The benefit of removing these barriers also applies to employees who are also responsible for looking after elderly relatives or children. As caregiving responsibilities primarily fall on women, remote work could increase equality when it comes to employment and could even reduce the wage gap.

Less toxicity

One of the most important ways remote work improves our mental health is by restricting the time we spend with toxic coworkers. Høgh et al. concluded that by working from home and avoiding colleagues who cause trouble, the level of workplace bullying and hostile work environment perception dramatically drops.

This is especially true for minorities, such as employees of color, who are more likely to report being in a hostile work environment and experiencing workplace bullying, according to Pitcan et al.

Returning to the workplace

If you feel much happier, confident, and comfortable since you’ve been working from home, it’s natural to be concerned about returning to the office. But situations are rarely black and white, even if that’s how they appear. It’s always worth discussing other options with your boss, such as continuing to work from home or only working in the office part-time.

If speaking with your boss about the subject isn’t possible, it’s worth discussing the topic with your colleagues.
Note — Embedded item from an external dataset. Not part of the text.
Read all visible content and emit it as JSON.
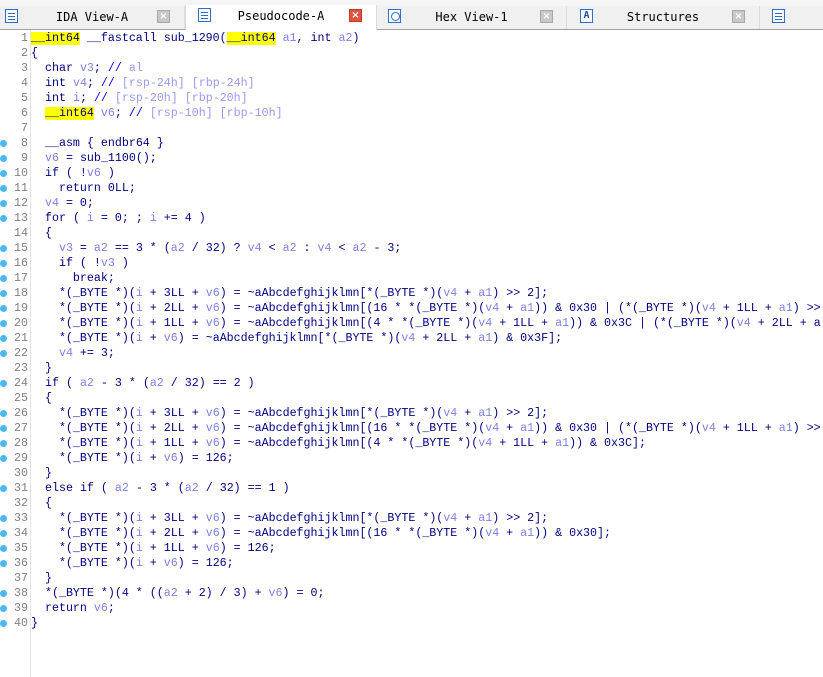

It’s almost certain they feel the same way as you and you may have more sway if you approach your boss as a solid group.

Take the first step

If you’re struggling with work-related stress, depression, or anxiety and feel like you’ve got no one to talk to, we’re here for you. Whether you’re feeling isolated because you’ve been working on your own at home for so long or you’re worried about the negative impact of going back to the office, we can help you get into a comfortable routine that works for you.

Make your first online appointment today and we’ll help you figure out what’s best for you. When you’ve decided on the path you want to take, we’ll work alongside you to develop a step-by-step plan to get you there so you can do what’s best for you and your mental health.

About the author: Krystie Hudson

Krystie’s favorite types of therapy to use with her clients are EMDR (Eye Movement Desensitization and Reprocessing), DBT (Dialectical Behavioral Therapy) and SFT (Solution Focused Therapy).  She also incorporates Cognitive Behavioral Therapy and Internal Family Systems with clients as needed.  She prefers to work with clients ages 14-100.  She is especially skilled with trauma and parenting problems/support, family issues.

Read more about Krystie here >>

The information on this page is not intended to be a substitution for diagnosis, treatment, or informed professional advice. You should not take any action or avoid taking any action without consulting with a qualified mental health professional. If you are in a crisis or any other person may be in danger,  these resources can provide you with immediate help:
Suicide and Crisis Lifeline 988
24 Hour Suicide Prevention Lifeline 1.800.273.8255
Crisis Text Line Text TALK to 741741